**Directions for this task**:
All of the records that follow need to be copied word for word, without the pictures.

(Items from an interface collection)
=== Section Start ===
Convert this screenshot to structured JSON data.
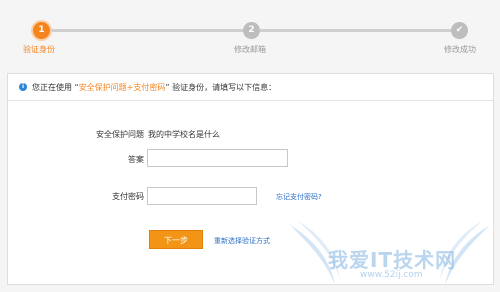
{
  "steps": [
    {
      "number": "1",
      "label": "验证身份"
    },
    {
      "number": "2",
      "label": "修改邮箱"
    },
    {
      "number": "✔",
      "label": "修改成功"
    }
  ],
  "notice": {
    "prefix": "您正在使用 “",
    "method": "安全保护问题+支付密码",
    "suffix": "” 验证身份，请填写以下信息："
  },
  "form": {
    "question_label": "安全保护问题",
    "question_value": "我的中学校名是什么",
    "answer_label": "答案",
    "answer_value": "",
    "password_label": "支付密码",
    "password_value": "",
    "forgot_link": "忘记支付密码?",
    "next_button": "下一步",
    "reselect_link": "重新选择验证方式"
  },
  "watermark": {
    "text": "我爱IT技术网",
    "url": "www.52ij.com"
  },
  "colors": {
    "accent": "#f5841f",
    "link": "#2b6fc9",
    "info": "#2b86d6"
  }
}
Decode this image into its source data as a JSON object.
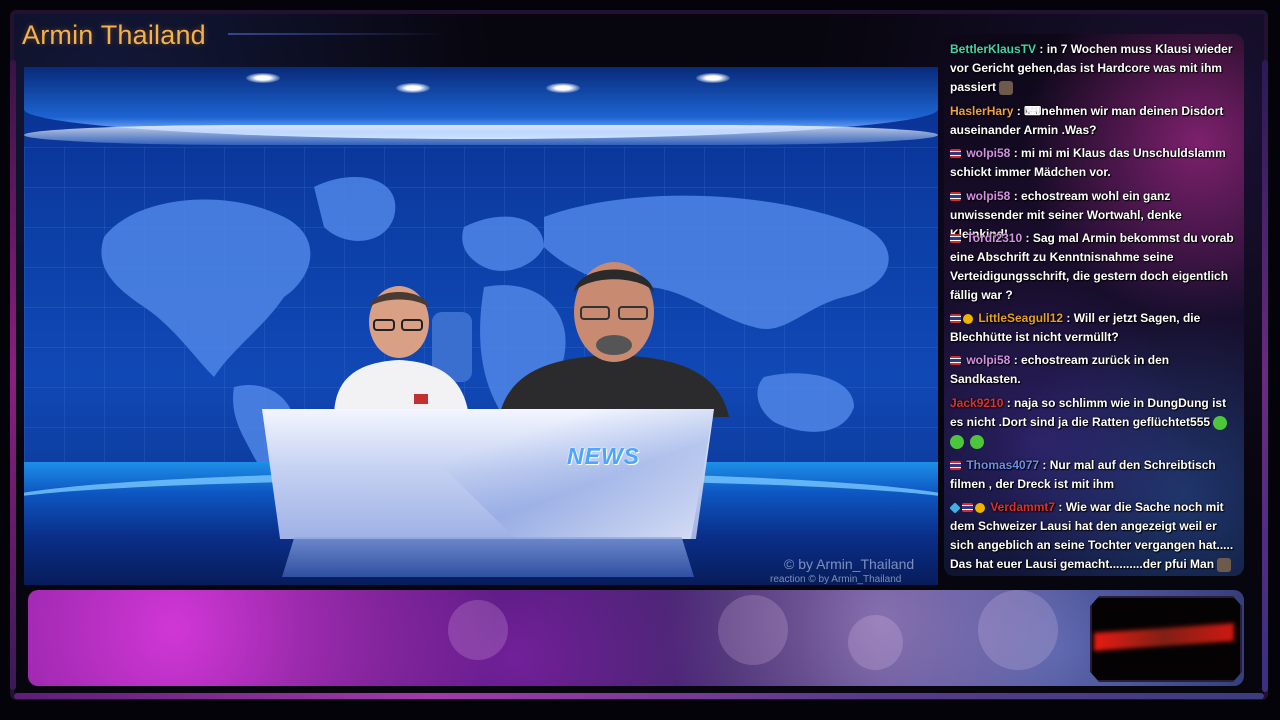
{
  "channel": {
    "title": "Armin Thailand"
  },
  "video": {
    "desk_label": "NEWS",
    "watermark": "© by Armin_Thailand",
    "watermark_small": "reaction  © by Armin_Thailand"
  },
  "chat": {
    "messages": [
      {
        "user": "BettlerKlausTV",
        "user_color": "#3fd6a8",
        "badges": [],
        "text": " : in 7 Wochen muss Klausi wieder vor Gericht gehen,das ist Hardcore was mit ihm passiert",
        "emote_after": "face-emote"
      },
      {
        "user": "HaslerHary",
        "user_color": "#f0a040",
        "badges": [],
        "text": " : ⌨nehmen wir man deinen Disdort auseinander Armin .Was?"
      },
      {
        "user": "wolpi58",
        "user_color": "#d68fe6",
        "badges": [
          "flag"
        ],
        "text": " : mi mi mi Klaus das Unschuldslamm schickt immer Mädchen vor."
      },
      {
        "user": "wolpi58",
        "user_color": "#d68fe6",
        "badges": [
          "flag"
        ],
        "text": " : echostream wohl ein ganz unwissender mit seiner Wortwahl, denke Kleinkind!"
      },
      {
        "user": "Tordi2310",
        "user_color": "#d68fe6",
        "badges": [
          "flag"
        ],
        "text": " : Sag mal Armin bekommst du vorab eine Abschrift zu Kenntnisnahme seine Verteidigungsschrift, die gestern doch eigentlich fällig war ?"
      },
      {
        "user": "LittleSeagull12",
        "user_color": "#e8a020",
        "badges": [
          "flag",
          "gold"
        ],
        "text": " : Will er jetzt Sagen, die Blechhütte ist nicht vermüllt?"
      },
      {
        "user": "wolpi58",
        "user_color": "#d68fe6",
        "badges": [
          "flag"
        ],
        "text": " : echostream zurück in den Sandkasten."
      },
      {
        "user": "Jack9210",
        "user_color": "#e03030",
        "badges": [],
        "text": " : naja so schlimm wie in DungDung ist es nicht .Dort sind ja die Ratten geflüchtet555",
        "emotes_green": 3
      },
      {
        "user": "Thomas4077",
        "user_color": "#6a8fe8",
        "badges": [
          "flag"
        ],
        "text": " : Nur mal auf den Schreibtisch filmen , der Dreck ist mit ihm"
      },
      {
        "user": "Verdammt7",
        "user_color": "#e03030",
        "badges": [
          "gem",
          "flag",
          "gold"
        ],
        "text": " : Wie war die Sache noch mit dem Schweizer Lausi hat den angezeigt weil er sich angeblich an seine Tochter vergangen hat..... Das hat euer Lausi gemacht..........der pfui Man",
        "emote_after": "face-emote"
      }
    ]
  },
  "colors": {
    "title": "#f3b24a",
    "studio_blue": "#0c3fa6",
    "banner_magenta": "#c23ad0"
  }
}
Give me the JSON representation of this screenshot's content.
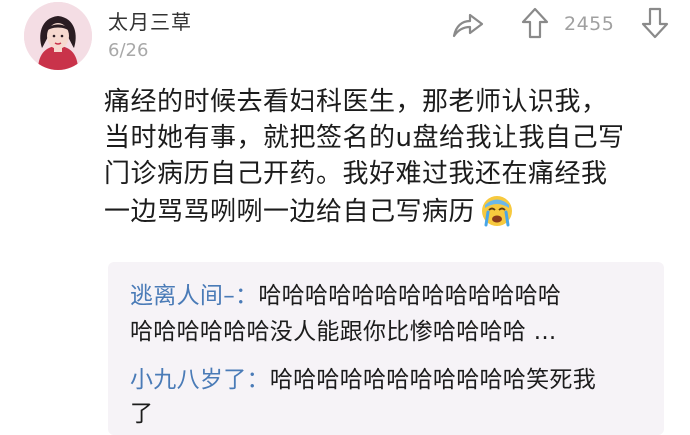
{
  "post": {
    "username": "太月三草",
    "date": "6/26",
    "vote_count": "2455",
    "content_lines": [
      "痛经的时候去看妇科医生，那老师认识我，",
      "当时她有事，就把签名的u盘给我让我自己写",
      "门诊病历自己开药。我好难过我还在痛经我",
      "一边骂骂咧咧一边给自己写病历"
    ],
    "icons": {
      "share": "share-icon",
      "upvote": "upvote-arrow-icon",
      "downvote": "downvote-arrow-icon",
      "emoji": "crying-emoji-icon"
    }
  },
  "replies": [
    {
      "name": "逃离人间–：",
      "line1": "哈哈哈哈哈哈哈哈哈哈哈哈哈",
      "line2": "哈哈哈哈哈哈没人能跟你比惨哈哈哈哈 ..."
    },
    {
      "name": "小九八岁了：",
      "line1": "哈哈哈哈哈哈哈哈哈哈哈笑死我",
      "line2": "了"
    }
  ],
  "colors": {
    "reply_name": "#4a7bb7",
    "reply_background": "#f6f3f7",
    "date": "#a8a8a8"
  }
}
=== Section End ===
**Output**:
Convert this screenshot to structured JSON data.
{
  "steps": [
    {
      "number": "1",
      "label": "验证身份"
    },
    {
      "number": "2",
      "label": "修改邮箱"
    },
    {
      "number": "✔",
      "label": "修改成功"
    }
  ],
  "notice": {
    "prefix": "您正在使用 “",
    "method": "安全保护问题+支付密码",
    "suffix": "” 验证身份，请填写以下信息："
  },
  "form": {
    "question_label": "安全保护问题",
    "question_value": "我的中学校名是什么",
    "answer_label": "答案",
    "answer_value": "",
    "password_label": "支付密码",
    "password_value": "",
    "forgot_link": "忘记支付密码?",
    "next_button": "下一步",
    "reselect_link": "重新选择验证方式"
  },
  "watermark": {
    "text": "我爱IT技术网",
    "url": "www.52ij.com"
  },
  "colors": {
    "accent": "#f5841f",
    "link": "#2b6fc9",
    "info": "#2b86d6"
  }
}
Decode this image into its source data as a JSON object.
{
  "channel": {
    "title": "Armin Thailand"
  },
  "video": {
    "desk_label": "NEWS",
    "watermark": "© by Armin_Thailand",
    "watermark_small": "reaction  © by Armin_Thailand"
  },
  "chat": {
    "messages": [
      {
        "user": "BettlerKlausTV",
        "user_color": "#3fd6a8",
        "badges": [],
        "text": " : in 7 Wochen muss Klausi wieder vor Gericht gehen,das ist Hardcore was mit ihm passiert",
        "emote_after": "face-emote"
      },
      {
        "user": "HaslerHary",
        "user_color": "#f0a040",
        "badges": [],
        "text": " : ⌨nehmen wir man deinen Disdort auseinander Armin .Was?"
      },
      {
        "user": "wolpi58",
        "user_color": "#d68fe6",
        "badges": [
          "flag"
        ],
        "text": " : mi mi mi Klaus das Unschuldslamm schickt immer Mädchen vor."
      },
      {
        "user": "wolpi58",
        "user_color": "#d68fe6",
        "badges": [
          "flag"
        ],
        "text": " : echostream wohl ein ganz unwissender mit seiner Wortwahl, denke Kleinkind!"
      },
      {
        "user": "Tordi2310",
        "user_color": "#d68fe6",
        "badges": [
          "flag"
        ],
        "text": " : Sag mal Armin bekommst du vorab eine Abschrift zu Kenntnisnahme seine Verteidigungsschrift, die gestern doch eigentlich fällig war ?"
      },
      {
        "user": "LittleSeagull12",
        "user_color": "#e8a020",
        "badges": [
          "flag",
          "gold"
        ],
        "text": " : Will er jetzt Sagen, die Blechhütte ist nicht vermüllt?"
      },
      {
        "user": "wolpi58",
        "user_color": "#d68fe6",
        "badges": [
          "flag"
        ],
        "text": " : echostream zurück in den Sandkasten."
      },
      {
        "user": "Jack9210",
        "user_color": "#e03030",
        "badges": [],
        "text": " : naja so schlimm wie in DungDung ist es nicht .Dort sind ja die Ratten geflüchtet555",
        "emotes_green": 3
      },
      {
        "user": "Thomas4077",
        "user_color": "#6a8fe8",
        "badges": [
          "flag"
        ],
        "text": " : Nur mal auf den Schreibtisch filmen , der Dreck ist mit ihm"
      },
      {
        "user": "Verdammt7",
        "user_color": "#e03030",
        "badges": [
          "gem",
          "flag",
          "gold"
        ],
        "text": " : Wie war die Sache noch mit dem Schweizer Lausi hat den angezeigt weil er sich angeblich an seine Tochter vergangen hat..... Das hat euer Lausi gemacht..........der pfui Man",
        "emote_after": "face-emote"
      }
    ]
  },
  "colors": {
    "title": "#f3b24a",
    "studio_blue": "#0c3fa6",
    "banner_magenta": "#c23ad0"
  }
}
Give me the JSON representation of this screenshot's content.
{
  "post": {
    "username": "太月三草",
    "date": "6/26",
    "vote_count": "2455",
    "content_lines": [
      "痛经的时候去看妇科医生，那老师认识我，",
      "当时她有事，就把签名的u盘给我让我自己写",
      "门诊病历自己开药。我好难过我还在痛经我",
      "一边骂骂咧咧一边给自己写病历"
    ],
    "icons": {
      "share": "share-icon",
      "upvote": "upvote-arrow-icon",
      "downvote": "downvote-arrow-icon",
      "emoji": "crying-emoji-icon"
    }
  },
  "replies": [
    {
      "name": "逃离人间–：",
      "line1": "哈哈哈哈哈哈哈哈哈哈哈哈哈",
      "line2": "哈哈哈哈哈哈没人能跟你比惨哈哈哈哈 ..."
    },
    {
      "name": "小九八岁了：",
      "line1": "哈哈哈哈哈哈哈哈哈哈哈笑死我",
      "line2": "了"
    }
  ],
  "colors": {
    "reply_name": "#4a7bb7",
    "reply_background": "#f6f3f7",
    "date": "#a8a8a8"
  }
}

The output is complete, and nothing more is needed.